Chron: Bipartisan legislation seeks to expand geothermal energy
A top ranking Republican and Democrat have introduced legislation to speed up the development of power plants powered by underground hot springs.
The bipartisan effort comes as politicians look to expand America's geothermal sector, which has largely languished to date, to help reduce reliance on fossil fuels and combat climate change.
"Geothermal is a highly reliable, zero-emission resource able to provide both heat and power almost anywhere,” said Sen. Lisa Murkowski, R-Alaska, chair of the Senate Energy and Natural Resources Committee and co-author of the bill.
The bill, introduced Wednesday, would expand research into the energy technology and make changes to the permitting process for plants, which must be located above hot water reservoirs with temperatures reaching as high as 700 degrees.

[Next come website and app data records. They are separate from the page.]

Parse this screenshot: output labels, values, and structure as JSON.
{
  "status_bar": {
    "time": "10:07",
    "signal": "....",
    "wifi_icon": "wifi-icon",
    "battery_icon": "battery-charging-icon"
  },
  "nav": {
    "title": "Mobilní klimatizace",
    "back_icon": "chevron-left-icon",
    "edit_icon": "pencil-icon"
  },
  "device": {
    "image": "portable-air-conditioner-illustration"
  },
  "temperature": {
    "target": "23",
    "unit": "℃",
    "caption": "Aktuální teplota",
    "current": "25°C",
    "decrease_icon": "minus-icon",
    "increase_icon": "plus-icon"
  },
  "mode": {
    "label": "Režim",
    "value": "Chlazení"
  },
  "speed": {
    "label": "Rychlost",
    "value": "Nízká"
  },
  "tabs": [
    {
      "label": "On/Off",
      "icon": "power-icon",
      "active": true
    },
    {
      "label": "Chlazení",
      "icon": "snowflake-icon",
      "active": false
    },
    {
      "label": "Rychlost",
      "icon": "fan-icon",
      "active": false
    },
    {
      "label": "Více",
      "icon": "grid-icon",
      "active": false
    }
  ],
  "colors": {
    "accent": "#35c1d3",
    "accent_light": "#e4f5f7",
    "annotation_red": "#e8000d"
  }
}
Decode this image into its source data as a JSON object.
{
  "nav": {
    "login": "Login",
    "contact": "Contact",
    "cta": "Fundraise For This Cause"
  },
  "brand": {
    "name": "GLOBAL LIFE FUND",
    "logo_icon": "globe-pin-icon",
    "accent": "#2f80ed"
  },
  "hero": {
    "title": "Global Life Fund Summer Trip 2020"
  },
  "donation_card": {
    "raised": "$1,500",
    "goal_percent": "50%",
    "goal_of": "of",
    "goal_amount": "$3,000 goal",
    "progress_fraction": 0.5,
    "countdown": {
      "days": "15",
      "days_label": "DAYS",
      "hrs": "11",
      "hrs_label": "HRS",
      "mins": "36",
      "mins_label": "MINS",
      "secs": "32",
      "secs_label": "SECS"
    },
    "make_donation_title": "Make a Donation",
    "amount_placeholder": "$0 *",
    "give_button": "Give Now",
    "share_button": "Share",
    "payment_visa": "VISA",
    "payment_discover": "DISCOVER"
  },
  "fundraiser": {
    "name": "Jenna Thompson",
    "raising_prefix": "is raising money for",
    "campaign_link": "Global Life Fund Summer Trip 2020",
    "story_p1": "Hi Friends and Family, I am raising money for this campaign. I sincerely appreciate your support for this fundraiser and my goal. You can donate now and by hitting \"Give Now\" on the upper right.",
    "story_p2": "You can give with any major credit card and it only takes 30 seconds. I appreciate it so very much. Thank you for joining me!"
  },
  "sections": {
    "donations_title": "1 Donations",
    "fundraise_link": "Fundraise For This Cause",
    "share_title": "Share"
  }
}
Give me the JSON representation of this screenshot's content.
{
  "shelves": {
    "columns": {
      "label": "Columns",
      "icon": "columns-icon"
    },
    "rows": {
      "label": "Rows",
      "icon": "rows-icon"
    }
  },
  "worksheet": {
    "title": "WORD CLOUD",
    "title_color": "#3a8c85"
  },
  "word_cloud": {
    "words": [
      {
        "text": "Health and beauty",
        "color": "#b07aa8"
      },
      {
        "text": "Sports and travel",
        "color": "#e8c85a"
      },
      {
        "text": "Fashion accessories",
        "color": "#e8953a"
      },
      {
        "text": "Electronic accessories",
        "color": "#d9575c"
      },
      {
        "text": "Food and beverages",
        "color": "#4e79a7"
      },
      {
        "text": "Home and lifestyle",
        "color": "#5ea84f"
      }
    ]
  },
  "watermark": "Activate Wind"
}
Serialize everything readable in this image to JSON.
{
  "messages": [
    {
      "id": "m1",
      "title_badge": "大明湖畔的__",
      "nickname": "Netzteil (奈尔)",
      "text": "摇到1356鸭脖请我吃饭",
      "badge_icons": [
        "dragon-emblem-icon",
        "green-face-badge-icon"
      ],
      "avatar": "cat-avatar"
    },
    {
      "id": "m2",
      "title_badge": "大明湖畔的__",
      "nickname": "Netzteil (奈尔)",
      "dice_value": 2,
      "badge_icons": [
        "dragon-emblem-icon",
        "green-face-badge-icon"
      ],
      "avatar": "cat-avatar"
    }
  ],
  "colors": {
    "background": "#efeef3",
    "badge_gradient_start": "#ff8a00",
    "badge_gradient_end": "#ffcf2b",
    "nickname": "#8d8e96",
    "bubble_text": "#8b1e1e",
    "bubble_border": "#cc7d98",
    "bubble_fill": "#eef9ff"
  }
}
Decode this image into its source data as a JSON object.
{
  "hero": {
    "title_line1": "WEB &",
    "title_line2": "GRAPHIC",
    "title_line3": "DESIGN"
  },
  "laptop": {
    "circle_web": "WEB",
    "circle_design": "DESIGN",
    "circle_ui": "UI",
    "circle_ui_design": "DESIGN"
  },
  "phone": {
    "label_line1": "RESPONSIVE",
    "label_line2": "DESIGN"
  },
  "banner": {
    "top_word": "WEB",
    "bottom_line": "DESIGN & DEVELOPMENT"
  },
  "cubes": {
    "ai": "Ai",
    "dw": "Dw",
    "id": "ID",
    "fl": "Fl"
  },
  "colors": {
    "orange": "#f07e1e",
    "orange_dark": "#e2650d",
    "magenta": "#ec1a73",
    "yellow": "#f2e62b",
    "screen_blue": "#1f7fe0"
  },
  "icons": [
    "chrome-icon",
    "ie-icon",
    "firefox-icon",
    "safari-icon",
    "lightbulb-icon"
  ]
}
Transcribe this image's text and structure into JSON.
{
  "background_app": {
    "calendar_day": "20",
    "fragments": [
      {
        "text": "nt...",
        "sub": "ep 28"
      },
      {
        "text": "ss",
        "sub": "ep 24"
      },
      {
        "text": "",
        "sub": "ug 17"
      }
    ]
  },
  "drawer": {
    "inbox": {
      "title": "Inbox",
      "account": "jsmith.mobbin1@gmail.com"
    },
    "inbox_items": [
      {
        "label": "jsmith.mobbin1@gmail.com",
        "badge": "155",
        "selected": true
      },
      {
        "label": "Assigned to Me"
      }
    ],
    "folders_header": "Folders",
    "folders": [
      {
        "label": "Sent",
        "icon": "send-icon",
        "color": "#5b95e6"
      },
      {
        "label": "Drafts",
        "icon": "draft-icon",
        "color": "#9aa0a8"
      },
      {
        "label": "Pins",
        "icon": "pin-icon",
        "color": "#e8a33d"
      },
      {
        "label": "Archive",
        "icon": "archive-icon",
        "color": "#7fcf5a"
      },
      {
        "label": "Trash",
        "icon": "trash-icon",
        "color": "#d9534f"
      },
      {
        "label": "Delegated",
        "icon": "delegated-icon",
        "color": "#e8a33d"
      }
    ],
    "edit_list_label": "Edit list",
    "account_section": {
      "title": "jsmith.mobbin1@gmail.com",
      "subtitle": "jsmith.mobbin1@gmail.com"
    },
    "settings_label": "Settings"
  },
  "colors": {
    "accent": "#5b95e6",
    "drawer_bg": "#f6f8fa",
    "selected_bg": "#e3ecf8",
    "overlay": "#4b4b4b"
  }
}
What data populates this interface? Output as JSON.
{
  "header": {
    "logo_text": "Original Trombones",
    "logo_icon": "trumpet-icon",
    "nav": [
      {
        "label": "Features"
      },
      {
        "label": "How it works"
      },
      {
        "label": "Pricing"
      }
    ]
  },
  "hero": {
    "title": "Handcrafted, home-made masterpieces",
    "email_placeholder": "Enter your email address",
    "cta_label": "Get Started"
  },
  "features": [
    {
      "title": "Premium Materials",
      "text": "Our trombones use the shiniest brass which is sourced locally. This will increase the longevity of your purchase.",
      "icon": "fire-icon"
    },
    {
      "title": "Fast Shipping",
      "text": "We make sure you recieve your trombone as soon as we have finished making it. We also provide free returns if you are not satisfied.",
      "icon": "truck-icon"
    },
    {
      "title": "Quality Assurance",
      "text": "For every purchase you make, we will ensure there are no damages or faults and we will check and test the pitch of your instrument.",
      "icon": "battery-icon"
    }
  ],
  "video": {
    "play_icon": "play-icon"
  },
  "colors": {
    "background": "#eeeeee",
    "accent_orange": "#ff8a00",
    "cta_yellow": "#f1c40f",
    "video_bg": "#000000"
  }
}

According to a 2011 report by the U.S. Energy Information Administration, the United States has such reservoirs in abundance, primarily in the western half of the country, including some in eastern and South Texas.
But high costs drive away many developers. Right now U.S. geothermal capacity is only 2,600 megawatts, or .2 percent of the power grid, with most of those facilities located in California.
The Department of Energy estimates that with government intervention by 2050 the United States could have 60,000 megawatts of geothermal capacity.
Sen. Joe Manchin, D-W.V, ranking member on the energy committee and co-author of the bill, said the bill would support research that seeks to, "identify and explore deeper or lower temperature resources and illustrate that geothermal can work anywhere."
By: James Osborne